By Michael Bitzer
Since the dust has seemingly settled on 2022, and already we're turning attention to 2024 (yes, I know, I know), the hot takes of what the 2022 mid-term elections are flying fast and furious before we shift our gaze to the next election cycle.
Needless to say, there's a LOT to digest and understand about what this historic election means in the context of what we know about mid-term elections in our politics.
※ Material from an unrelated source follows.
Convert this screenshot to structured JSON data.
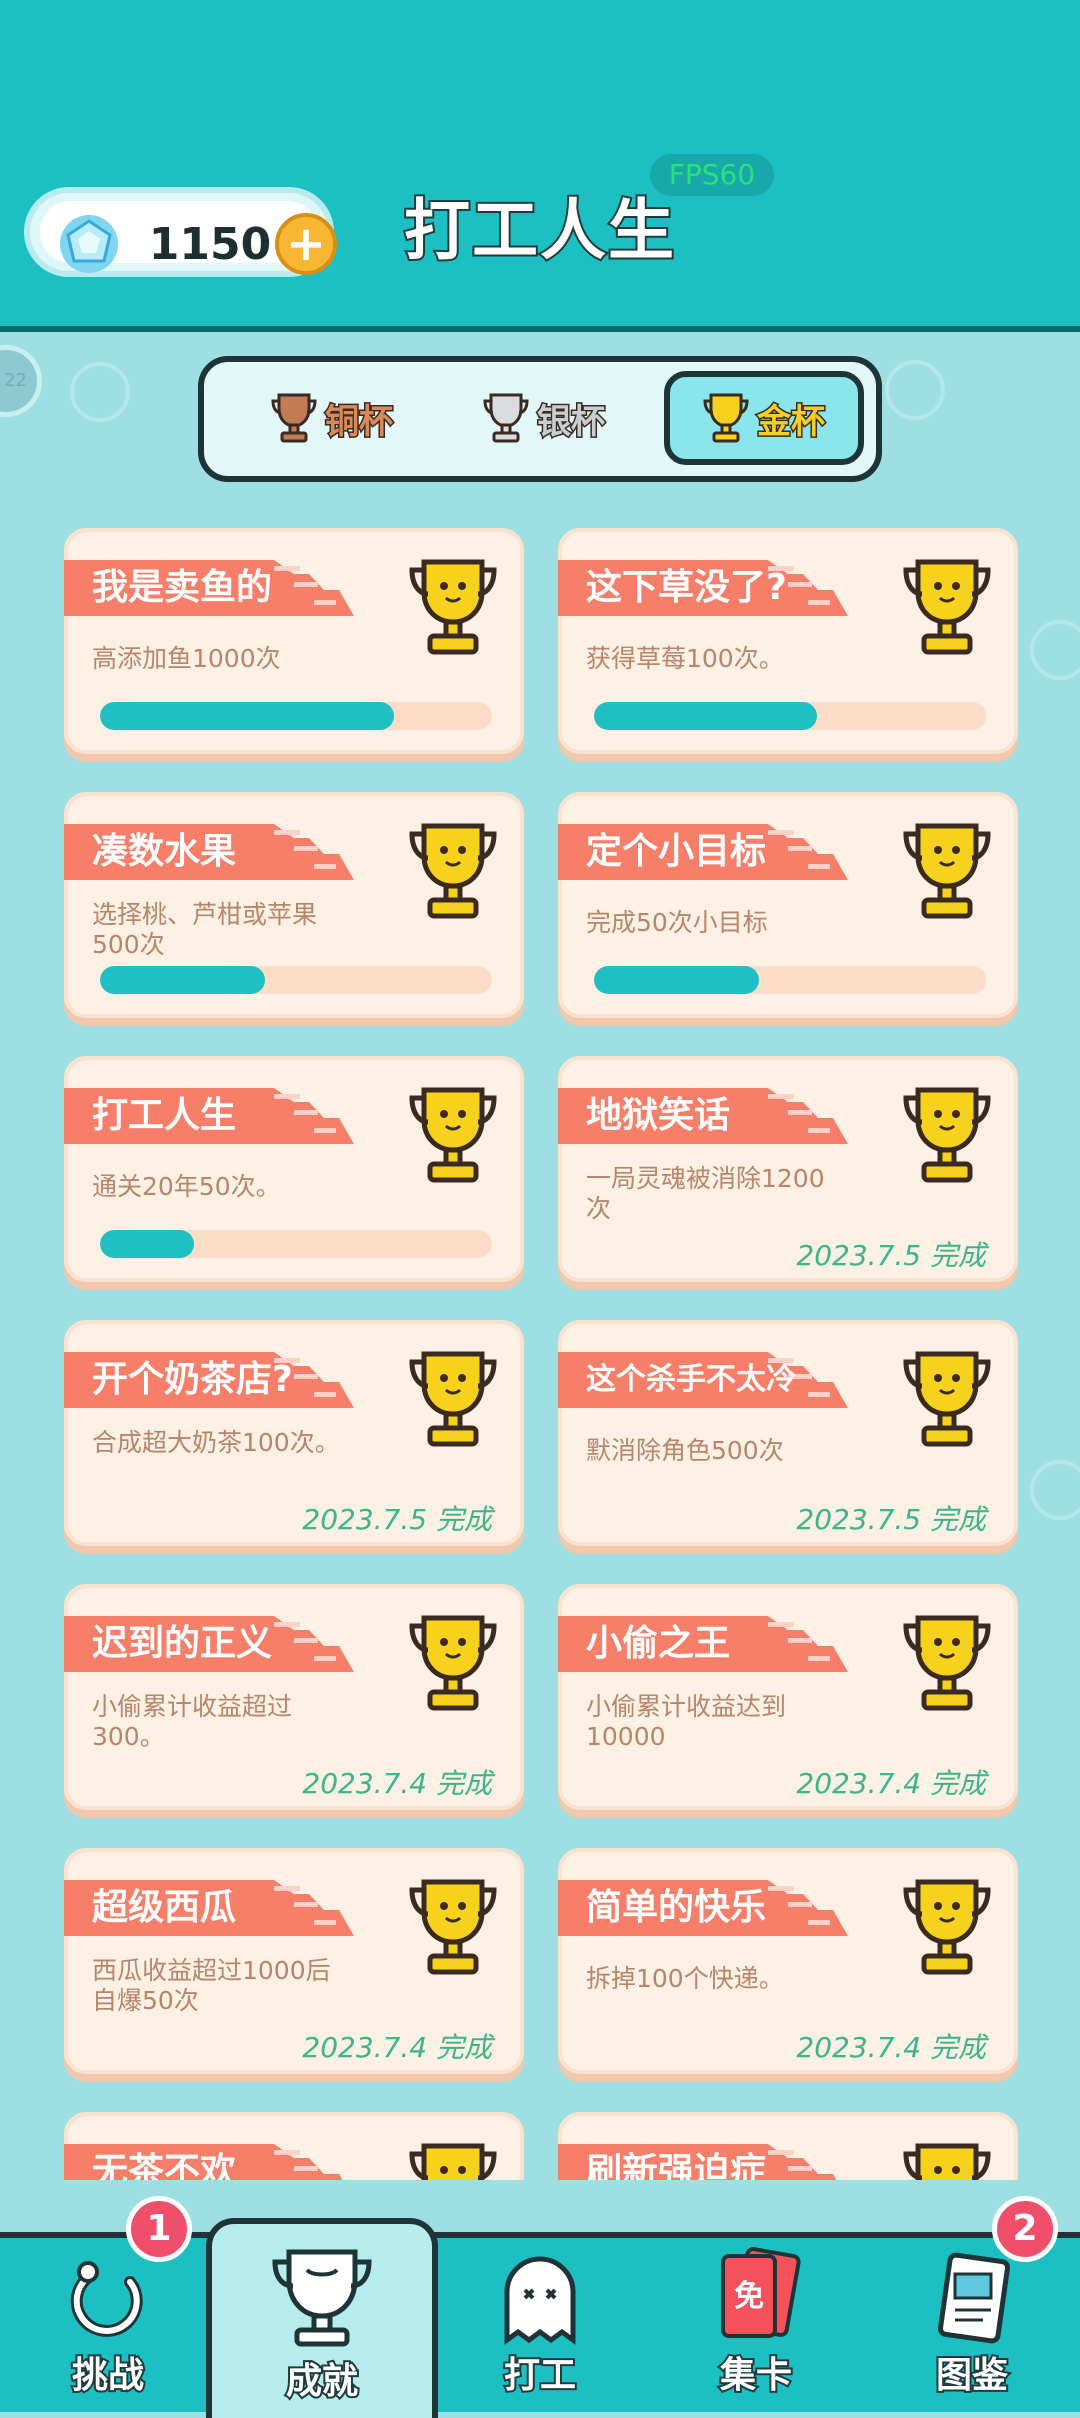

My fellow contributors and I have been bouncing ideas back and forth between each other, but the one thing (or more appropriately, the one 'model') that we political scientists tend to rely on for explaining mid-term election is the connection between a president's approval rating and the ultimate number of seats in Congress gained, or more likely, lost.
In a couple of public presentations made over the election cycle, here's a chart of the president's approval ratings (on the horizontal, or X axis) compared to the number of congressional seats gained or lost (on the vertical, or Y axis):